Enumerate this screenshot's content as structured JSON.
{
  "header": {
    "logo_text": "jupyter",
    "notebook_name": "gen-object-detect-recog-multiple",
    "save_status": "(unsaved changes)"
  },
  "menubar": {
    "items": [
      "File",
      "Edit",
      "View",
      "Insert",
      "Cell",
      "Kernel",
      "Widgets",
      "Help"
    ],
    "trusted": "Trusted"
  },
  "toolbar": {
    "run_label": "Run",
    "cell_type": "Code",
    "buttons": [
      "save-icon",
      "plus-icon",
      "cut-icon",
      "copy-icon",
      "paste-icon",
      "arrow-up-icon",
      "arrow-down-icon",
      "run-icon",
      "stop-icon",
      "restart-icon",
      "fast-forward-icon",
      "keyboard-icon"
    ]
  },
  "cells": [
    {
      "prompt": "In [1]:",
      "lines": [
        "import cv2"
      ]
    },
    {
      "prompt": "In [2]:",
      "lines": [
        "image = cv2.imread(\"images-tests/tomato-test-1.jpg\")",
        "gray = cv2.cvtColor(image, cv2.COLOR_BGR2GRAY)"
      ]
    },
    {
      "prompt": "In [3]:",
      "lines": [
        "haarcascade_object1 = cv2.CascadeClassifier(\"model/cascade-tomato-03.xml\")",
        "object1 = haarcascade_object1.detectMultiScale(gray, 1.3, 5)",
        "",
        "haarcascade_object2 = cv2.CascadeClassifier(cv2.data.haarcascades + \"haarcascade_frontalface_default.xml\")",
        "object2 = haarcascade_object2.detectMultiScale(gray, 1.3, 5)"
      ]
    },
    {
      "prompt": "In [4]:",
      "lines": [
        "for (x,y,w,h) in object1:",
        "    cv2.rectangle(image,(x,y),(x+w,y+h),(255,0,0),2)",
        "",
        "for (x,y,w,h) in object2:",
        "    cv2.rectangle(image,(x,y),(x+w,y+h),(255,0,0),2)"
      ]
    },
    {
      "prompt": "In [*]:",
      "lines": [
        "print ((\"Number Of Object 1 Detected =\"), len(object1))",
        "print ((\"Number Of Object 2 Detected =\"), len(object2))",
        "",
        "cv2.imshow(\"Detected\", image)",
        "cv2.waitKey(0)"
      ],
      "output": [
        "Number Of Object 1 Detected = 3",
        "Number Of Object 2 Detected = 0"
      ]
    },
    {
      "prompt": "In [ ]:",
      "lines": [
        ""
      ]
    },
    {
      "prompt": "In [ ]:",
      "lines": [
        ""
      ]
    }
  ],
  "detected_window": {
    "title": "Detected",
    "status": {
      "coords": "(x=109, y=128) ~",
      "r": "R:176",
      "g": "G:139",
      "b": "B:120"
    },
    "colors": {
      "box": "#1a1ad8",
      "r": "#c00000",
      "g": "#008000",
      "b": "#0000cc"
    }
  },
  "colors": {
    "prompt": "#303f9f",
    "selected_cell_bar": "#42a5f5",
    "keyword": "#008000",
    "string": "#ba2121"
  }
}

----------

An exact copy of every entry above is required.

Enumerate this screenshot's content as structured JSON.
{
  "header": {
    "logo_text": "jupyter",
    "notebook_name": "gen-object-detect-recog-multiple",
    "save_status": "(unsaved changes)"
  },
  "menubar": {
    "items": [
      "File",
      "Edit",
      "View",
      "Insert",
      "Cell",
      "Kernel",
      "Widgets",
      "Help"
    ],
    "trusted": "Trusted"
  },
  "toolbar": {
    "run_label": "Run",
    "cell_type": "Code",
    "buttons": [
      "save-icon",
      "plus-icon",
      "cut-icon",
      "copy-icon",
      "paste-icon",
      "arrow-up-icon",
      "arrow-down-icon",
      "run-icon",
      "stop-icon",
      "restart-icon",
      "fast-forward-icon",
      "keyboard-icon"
    ]
  },
  "cells": [
    {
      "prompt": "In [1]:",
      "lines": [
        "import cv2"
      ]
    },
    {
      "prompt": "In [2]:",
      "lines": [
        "image = cv2.imread(\"images-tests/tomato-test-1.jpg\")",
        "gray = cv2.cvtColor(image, cv2.COLOR_BGR2GRAY)"
      ]
    },
    {
      "prompt": "In [3]:",
      "lines": [
        "haarcascade_object1 = cv2.CascadeClassifier(\"model/cascade-tomato-03.xml\")",
        "object1 = haarcascade_object1.detectMultiScale(gray, 1.3, 5)",
        "",
        "haarcascade_object2 = cv2.CascadeClassifier(cv2.data.haarcascades + \"haarcascade_frontalface_default.xml\")",
        "object2 = haarcascade_object2.detectMultiScale(gray, 1.3, 5)"
      ]
    },
    {
      "prompt": "In [4]:",
      "lines": [
        "for (x,y,w,h) in object1:",
        "    cv2.rectangle(image,(x,y),(x+w,y+h),(255,0,0),2)",
        "",
        "for (x,y,w,h) in object2:",
        "    cv2.rectangle(image,(x,y),(x+w,y+h),(255,0,0),2)"
      ]
    },
    {
      "prompt": "In [*]:",
      "lines": [
        "print ((\"Number Of Object 1 Detected =\"), len(object1))",
        "print ((\"Number Of Object 2 Detected =\"), len(object2))",
        "",
        "cv2.imshow(\"Detected\", image)",
        "cv2.waitKey(0)"
      ],
      "output": [
        "Number Of Object 1 Detected = 3",
        "Number Of Object 2 Detected = 0"
      ]
    },
    {
      "prompt": "In [ ]:",
      "lines": [
        ""
      ]
    },
    {
      "prompt": "In [ ]:",
      "lines": [
        ""
      ]
    }
  ],
  "detected_window": {
    "title": "Detected",
    "status": {
      "coords": "(x=109, y=128) ~",
      "r": "R:176",
      "g": "G:139",
      "b": "B:120"
    },
    "colors": {
      "box": "#1a1ad8",
      "r": "#c00000",
      "g": "#008000",
      "b": "#0000cc"
    }
  },
  "colors": {
    "prompt": "#303f9f",
    "selected_cell_bar": "#42a5f5",
    "keyword": "#008000",
    "string": "#ba2121"
  }
}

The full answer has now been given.